No way possible to assess the nature of the patient’s variant
Posted 05.01.22, 02:41 AM
Most American doctors have no way of determining which variant of the coronavirus a patient carries, a distinction that could mean the difference between life and death.
High-risk patients with the Delta variant could benefit greatly from two specific monoclonal antibody treatments that reduce hospitalizations and deaths. But these drugs would likely do nothing for patients with omicron, who would only respond to a third antibody treatment which is very rare.
While U.S. officials have approved the use of a bypass test that can identify omicron’s genetic signature, experts say it’s not possible for large healthcare systems facing a patient crash. ‘use in each case.

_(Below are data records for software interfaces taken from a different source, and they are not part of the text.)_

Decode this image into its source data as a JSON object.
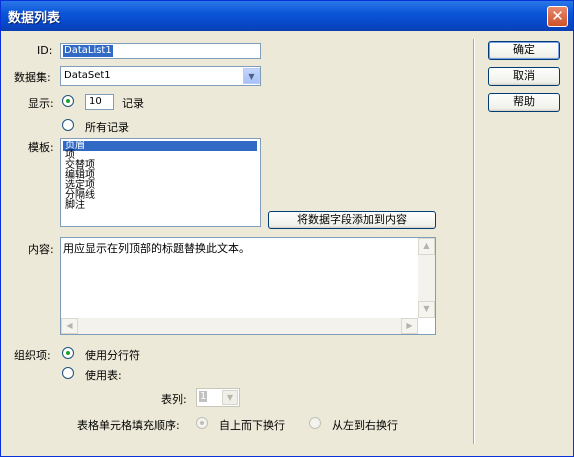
{
  "window": {
    "title": "数据列表",
    "close_glyph": "✕"
  },
  "form": {
    "id_label": "ID:",
    "id_value": "DataList1",
    "dataset_label": "数据集:",
    "dataset_value": "DataSet1",
    "show_label": "显示:",
    "show_count": "10",
    "records_label": "记录",
    "all_records_label": "所有记录",
    "template_label": "模板:",
    "templates": [
      "页眉",
      "项",
      "交替项",
      "编辑项",
      "选定项",
      "分隔线",
      "脚注"
    ],
    "add_field_button": "将数据字段添加到内容",
    "content_label": "内容:",
    "content_text": "用应显示在列顶部的标题替换此文本。",
    "organize_label": "组织项:",
    "use_line_break": "使用分行符",
    "use_table": "使用表:",
    "columns_label": "表列:",
    "columns_value": "1",
    "fill_order_label": "表格单元格填充顺序:",
    "top_to_bottom": "自上而下换行",
    "left_to_right": "从左到右换行"
  },
  "buttons": {
    "ok": "确定",
    "cancel": "取消",
    "help": "帮助"
  },
  "icons": {
    "dropdown": "chevron-down-icon",
    "close": "close-icon"
  }
}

This makes treating patients difficult in places like Maryland, where cases are on the rise and omicron makes up about 58% of them. The Delta variant also holds up well in the Great Plains and parts of the West, including California.
While there is no approved test to determine each individual’s variant, a nationwide network of states and other labs are using genome sequencing tests to track variants on a large scale in communities. Health systems then use these regional estimates or their own data to decide which antibody treatments to use in their clinics and hospitals.

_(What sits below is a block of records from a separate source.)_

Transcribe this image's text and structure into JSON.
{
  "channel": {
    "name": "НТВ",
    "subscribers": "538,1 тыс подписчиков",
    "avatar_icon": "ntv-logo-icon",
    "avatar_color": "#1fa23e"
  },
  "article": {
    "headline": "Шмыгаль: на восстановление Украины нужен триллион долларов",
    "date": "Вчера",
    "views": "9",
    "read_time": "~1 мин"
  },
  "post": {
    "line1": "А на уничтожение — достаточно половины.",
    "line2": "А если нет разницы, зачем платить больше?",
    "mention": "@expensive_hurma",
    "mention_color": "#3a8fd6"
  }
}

Many of them concluded that a largely Delta patient community would benefit the most from antibody-based drugs made by Regeneron and Eli Lilly, while communities where omicron patients predominate would benefit from GlaxoSmithKline’s antibodies and Vir Biotechnology.
Federal officials tried to make the decision for the nation. On December 23, they stopped shipments of antibody treatments by Eli Lilly and Regeneron after the Centers for Disease Control and Prevention said 73% of Covid cases in the United States were omicron.

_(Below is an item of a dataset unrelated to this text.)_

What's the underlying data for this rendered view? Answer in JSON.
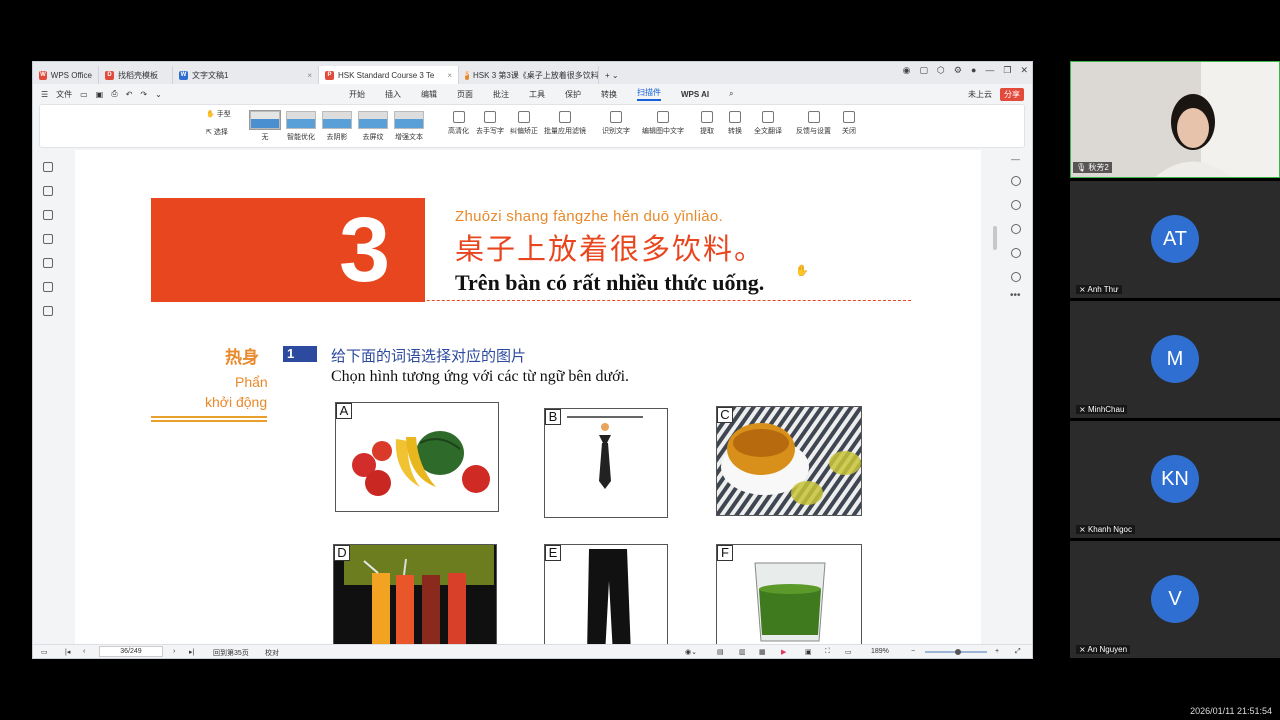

An outcry followed from Republican political leaders, who argued that some people in their states were still infected with Delta. And on Tuesday, the CDC lowered its estimate of national Omicron cases to 59%. On December 31, federal authorities resumed national shipping of all antibody treatments.
Over the next few weeks, as the country grapples with this uneven mix of the two variants, tailoring treatments to each patient will be “extraordinarily difficult,” said Dr Alex Greninger, deputy director of the University of Clinical Virology Laboratories. Washington Medical Center.